Our Oh-So-Broken Government
Wednesday, December 10, 2008; 1:30 PM
President Bush has his signature failures: Iraq, the economy and Katrina, for starters. But really, his is an administration that has performed its duties poorly across the board.
The public reached this conclusion a while ago. As I wrote in a September 2007 column, when the Pew Research Center asked people to choose their own word to describe Bush in 2006 and 2007, the number one response was "incompetent."
In retrospect, this was a predictable result of the fact that Bush and Vice President Cheney intentionally put into key posts people who didn't support the traditional missions of the agencies they led. Competence or experience often weren't as important as loyalty to the White House, rigid ideological commitment to deregulation, aversion to oversight and allegiance to corporate and special interests over consumers and the general public.
Now, the Center for Public Integrity is out with a new report authoritatively chronicling the results. It's called Broken Government: An assessment of 128 executive branch failures since 2000.
The center's Josh Israel explains: "The 2008 presidential race produced its share of philosophical and political disputes, but one broad area of agreement underlined the campaigns of both nominees: The federal government is not functioning as it should. . . .
"Just how bad is this government dysfunction? In an effort to answer that question, the Center for Public Integrity embarked on an examination of the worst systematic failures of the federal government over the past eight years.

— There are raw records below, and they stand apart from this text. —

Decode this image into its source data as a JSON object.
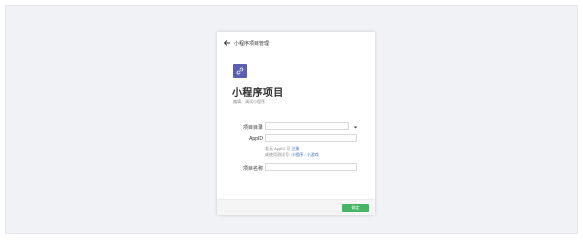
{
  "header": {
    "back_label": "小程序项目管理"
  },
  "project": {
    "icon": "link-icon",
    "icon_color": "#5b5fb4",
    "title": "小程序项目",
    "subtitle": "编辑、调试小程序"
  },
  "form": {
    "dir_label": "项目目录",
    "dir_value": "",
    "appid_label": "AppID",
    "appid_value": "",
    "hint_no_appid_prefix": "若无 AppID 可",
    "hint_register": "注册",
    "hint_try_prefix": "或使用测试号:",
    "hint_miniprogram": "小程序",
    "hint_separator": " / ",
    "hint_minigame": "小游戏",
    "name_label": "项目名称",
    "name_value": ""
  },
  "footer": {
    "confirm_label": "确定",
    "confirm_color": "#45b563"
  }
}
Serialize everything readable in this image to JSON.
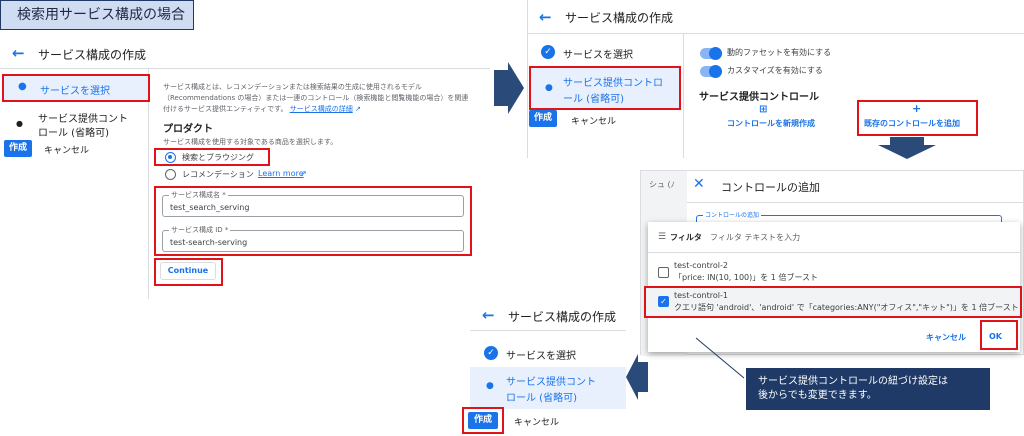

"In this, a comprehensive assessment of these failures, we found more than 125 examples of government breakdown in areas as diverse as education, energy, the environment, justice and security, the military and veterans affairs, health care, transportation, financial management, consumer and worker safety, and more -- failures which adversely affected ordinary people and made the nation a less open or less secure place to live. While some are, by now, depressingly familiar, many are less well-known but equally distressing. And though the list is diverse, it also reflects some recurring -- and troubling -- themes. . . .
"'I think we'll look back on this period as one of the most destructive periods in American public life . . . both in terms of policy and process,' Thomas E. Mann, senior fellow at the nonpartisan Brookings Institution, told the Center."
Here's a quick look, by the numbers, at 40 ways in which the government failed. Consider, for instance, how 60 percent of EPA scientists report political interference with their work; how Department of Defense weapons acquisitions have gone $300 billion over budget; that 47 people died in mining accidents in 2006 blamed on lax oversight; and that Osama bin Laden has been at large for 2,640 days (and counting) since September 11, 2001 .
Here is CPI's full list.
I last wrote about the center in January, praising its database of 935 false statements by Bush, Cheney and other top administration officials hyping the threat posed by Saddam Hussein's Iraq in the two years after the 9/11 attacks.
The Philadelphia Inquirer editorial board writes: "Under the Bush administration, the EPA became overly politicized, sided with corporate polluters, and often ignored findings and recommendations by its own scientists.